**What you need to do**: Whenever the string "this" turns up in a line below, that line should be copied.

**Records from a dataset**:
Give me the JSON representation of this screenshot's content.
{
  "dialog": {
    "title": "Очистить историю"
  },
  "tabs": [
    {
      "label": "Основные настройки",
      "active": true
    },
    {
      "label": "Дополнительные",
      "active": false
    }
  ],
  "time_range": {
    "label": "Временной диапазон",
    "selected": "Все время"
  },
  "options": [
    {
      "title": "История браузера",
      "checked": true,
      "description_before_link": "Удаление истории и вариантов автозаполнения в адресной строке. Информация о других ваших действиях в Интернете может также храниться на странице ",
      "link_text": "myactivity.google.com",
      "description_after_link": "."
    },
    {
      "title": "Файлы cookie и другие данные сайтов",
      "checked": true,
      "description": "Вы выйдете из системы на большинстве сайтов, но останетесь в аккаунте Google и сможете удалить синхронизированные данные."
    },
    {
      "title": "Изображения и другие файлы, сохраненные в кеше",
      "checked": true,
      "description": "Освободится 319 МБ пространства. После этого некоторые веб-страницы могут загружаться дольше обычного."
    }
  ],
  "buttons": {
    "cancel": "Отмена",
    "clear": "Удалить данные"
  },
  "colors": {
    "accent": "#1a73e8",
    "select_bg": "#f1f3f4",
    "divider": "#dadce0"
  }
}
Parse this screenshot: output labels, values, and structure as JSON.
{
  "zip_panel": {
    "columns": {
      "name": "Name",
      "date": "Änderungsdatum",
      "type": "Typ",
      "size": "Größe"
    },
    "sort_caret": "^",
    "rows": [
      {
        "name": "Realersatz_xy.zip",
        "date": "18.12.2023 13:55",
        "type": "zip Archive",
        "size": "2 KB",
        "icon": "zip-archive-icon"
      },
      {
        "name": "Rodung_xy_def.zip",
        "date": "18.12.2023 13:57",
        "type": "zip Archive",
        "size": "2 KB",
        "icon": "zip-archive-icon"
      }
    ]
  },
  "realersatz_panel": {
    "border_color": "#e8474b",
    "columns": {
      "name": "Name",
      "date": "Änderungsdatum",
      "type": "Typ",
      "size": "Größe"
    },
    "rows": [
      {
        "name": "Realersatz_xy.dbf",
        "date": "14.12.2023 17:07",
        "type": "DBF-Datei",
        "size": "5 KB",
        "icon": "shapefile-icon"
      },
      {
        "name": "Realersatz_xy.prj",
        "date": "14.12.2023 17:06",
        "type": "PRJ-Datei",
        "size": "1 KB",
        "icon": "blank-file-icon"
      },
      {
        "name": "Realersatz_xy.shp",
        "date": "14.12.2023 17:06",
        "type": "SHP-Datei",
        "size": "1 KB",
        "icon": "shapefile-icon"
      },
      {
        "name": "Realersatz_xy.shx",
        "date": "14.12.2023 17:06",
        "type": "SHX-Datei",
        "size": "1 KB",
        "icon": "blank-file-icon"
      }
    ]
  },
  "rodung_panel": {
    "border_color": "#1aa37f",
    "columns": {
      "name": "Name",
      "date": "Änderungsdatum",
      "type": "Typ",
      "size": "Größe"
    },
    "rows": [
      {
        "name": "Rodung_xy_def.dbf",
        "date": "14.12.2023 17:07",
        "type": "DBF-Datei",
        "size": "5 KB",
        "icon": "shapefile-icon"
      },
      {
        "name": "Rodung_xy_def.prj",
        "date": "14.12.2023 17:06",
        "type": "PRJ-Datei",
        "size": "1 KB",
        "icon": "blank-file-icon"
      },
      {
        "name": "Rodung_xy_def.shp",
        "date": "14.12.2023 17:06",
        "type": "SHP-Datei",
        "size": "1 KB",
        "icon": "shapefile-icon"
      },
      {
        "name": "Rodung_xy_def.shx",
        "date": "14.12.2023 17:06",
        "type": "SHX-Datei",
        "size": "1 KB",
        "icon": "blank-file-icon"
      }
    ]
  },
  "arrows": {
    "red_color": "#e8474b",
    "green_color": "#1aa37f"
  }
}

**Response**:
Give me the JSON representation of this screenshot's content.
Parse this screenshot: output labels, values, and structure as JSON.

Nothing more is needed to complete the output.